I don’t want to lose a season. I love the NBA and I cannot imagine going a whole winter without out it. But quite frankly, I’m tired of the Lakers and Celtics winning all the Championships. Furthermore, I’m appalled by the writing on the wall. NBA superstars are gravitating toward these mega unions and they are only interested in the type of market they are going to.
The one thing we learned first hand from the LeBron James free agency is that a small market in a cold weather city has no chance to be competitive in this environment. Dwyane Wade’s comments about how he “wasn’t going to Cleveland” only further drive home this point. LeBron James wanted to play with other superstars. Other superstars were not going to come to Cleveland. It wasn’t about money, it wasn’t about team success, it was about market. The money and success would follow. Those are the constants. The variable is market.

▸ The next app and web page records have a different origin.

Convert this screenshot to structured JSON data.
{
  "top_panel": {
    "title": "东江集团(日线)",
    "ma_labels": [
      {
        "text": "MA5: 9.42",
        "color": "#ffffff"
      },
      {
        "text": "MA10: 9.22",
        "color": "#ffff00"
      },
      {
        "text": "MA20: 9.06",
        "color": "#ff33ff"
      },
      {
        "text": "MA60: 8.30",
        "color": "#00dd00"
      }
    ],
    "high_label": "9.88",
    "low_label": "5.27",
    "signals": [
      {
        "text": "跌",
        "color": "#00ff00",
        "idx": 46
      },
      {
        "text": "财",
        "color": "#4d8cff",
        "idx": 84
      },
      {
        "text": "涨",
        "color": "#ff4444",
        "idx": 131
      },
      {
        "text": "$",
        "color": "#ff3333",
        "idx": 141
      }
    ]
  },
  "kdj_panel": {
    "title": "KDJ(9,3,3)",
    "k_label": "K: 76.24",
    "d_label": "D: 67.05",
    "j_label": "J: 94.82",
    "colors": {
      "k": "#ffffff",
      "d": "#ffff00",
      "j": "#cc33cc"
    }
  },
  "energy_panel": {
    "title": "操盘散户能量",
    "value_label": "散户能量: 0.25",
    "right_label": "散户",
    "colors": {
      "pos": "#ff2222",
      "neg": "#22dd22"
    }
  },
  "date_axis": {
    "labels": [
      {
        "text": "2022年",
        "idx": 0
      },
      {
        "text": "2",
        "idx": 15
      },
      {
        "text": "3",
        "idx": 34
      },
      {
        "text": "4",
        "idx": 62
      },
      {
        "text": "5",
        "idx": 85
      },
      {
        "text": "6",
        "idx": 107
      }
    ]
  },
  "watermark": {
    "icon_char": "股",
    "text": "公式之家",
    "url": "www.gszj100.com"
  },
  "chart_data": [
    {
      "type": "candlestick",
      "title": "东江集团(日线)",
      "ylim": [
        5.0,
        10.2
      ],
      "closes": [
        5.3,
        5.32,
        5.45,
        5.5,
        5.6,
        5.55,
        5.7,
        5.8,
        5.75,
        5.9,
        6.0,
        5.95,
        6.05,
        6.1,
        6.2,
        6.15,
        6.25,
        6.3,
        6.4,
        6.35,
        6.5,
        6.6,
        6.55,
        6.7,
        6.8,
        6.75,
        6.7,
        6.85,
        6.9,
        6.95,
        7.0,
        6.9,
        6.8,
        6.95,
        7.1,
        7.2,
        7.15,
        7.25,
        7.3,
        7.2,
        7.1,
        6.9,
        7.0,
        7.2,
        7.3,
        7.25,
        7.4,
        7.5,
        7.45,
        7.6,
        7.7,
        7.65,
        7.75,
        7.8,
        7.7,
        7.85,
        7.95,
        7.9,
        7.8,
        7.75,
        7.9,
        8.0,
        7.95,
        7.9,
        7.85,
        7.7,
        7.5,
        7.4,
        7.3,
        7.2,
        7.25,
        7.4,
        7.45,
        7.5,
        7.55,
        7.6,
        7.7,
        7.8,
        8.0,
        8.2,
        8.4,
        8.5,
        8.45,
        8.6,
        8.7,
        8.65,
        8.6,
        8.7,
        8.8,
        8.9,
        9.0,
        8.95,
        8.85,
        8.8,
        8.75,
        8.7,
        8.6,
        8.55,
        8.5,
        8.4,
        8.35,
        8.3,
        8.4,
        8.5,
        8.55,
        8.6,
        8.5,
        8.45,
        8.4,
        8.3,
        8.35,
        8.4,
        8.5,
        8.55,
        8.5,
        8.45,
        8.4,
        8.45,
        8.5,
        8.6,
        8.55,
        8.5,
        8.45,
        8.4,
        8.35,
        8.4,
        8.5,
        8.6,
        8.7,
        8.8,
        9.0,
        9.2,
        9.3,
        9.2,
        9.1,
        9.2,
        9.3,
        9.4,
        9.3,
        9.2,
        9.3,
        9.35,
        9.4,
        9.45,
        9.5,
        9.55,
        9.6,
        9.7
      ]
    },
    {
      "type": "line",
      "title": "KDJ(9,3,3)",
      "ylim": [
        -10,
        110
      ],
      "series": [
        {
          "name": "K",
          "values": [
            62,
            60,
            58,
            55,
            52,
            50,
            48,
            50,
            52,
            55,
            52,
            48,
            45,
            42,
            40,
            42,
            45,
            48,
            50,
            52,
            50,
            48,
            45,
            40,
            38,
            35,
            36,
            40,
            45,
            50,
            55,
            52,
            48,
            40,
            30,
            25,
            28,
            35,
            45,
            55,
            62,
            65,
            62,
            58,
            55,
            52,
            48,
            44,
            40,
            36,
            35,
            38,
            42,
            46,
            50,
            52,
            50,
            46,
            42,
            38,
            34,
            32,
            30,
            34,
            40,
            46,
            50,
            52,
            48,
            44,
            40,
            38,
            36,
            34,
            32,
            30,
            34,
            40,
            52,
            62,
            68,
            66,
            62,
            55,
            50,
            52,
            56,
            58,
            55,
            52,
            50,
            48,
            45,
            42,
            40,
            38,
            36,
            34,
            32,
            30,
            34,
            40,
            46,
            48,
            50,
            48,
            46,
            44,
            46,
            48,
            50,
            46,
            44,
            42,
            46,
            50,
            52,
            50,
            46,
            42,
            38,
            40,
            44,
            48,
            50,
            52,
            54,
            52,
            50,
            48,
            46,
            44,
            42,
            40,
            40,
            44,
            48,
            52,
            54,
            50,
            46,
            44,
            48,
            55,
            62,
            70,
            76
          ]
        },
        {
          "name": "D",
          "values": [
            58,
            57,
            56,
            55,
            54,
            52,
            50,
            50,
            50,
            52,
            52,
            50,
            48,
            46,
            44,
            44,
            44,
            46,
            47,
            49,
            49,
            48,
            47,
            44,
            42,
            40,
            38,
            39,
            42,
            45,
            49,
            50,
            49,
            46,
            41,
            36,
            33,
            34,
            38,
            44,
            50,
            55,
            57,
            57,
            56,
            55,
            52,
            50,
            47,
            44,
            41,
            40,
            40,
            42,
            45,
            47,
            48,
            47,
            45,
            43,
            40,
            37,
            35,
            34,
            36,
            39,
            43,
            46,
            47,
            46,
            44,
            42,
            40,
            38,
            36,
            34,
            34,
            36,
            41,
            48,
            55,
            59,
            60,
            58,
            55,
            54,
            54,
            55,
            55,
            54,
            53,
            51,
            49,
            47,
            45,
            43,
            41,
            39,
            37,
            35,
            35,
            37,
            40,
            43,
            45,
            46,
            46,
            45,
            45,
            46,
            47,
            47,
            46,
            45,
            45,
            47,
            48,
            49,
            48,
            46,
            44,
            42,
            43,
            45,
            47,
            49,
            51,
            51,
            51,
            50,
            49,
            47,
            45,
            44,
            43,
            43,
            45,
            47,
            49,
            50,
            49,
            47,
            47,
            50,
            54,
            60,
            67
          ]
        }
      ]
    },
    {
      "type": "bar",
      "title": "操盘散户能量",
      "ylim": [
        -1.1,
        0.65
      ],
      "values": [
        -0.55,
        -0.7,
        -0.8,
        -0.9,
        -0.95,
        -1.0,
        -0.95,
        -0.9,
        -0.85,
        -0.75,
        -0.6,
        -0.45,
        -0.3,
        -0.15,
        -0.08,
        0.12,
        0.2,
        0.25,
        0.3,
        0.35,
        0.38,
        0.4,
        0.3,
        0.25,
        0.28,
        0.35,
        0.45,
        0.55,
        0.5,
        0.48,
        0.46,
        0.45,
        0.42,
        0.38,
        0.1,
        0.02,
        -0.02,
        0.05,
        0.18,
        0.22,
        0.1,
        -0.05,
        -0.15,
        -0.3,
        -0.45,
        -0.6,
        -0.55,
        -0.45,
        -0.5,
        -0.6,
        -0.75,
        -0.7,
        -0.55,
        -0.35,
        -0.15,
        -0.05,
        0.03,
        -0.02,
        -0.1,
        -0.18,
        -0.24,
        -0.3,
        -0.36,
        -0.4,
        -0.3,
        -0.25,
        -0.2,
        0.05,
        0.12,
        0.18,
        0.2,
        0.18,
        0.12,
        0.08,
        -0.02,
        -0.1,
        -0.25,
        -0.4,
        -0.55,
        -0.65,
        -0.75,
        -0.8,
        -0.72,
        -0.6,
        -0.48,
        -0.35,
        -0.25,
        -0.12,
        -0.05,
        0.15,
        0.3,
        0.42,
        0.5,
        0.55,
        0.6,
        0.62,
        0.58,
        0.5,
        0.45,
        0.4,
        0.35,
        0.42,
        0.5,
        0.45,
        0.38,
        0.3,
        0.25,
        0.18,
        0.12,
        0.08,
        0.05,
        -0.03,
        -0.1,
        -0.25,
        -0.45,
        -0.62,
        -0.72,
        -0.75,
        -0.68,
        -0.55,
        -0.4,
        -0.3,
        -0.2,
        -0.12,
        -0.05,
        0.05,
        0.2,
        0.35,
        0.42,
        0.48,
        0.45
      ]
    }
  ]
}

So it’s funny that as the agents disregard the owners’ proposal as just more of the same, I find myself feeling despair. I never thought I would possibly be sad about positive momentum towards an NBA season, but I would give up short term gratification for long term parity in a league that has the most pathetic parity levels of all sports.
This shouldn’t be that hard. You make the split 52-48 for the players, but you implement a hard cap. You increase both the ceiling and, more importantly, the cap floor. You guarantee rookie contracts and contracts that are below league average. For above average contracts, you can use tiered system to limit the guaranteed contracts from 1-3 years. You set a tiered buyout level (based on factors such as age, production, and/or salary) to give flexibility to both owners and players. You leave the revenue growth levels for players uncapped, so as the league makes more money, that profit is filtered into player contracts.
Under that system, the players will still have protection for players who need it (rookies, young players, minor role players, etc), while still receiving more than 50% of the BRI. The owners will get more guaranteed revenues, thus fulfilling the financial side of it, while the cap will give the league a new level of parity, thus satisfying the owners who want the hard cap for the competition side of things.
But it sounds like a pipe dream now. With the start of the NBA season drawing near, on November 1, the two sides are facing crunch time. The fact that the owners withdrew the hard cap means that they want to move toward a resolution to minimize the loss of regular season games. This means we’ll probably see an agreement in a few weeks with a reduced revenue split and a modified soft cap system that will actually be the true “more of the same” issue.
As a fan of the NBA, I’m excited about the thought of there being a season after all. As a Cavs fan, though, I’m just sad. It was probably inevitable, but the hard line talk made it easy to get our hopes up. But make no mistake, the hard cap system is gone for good now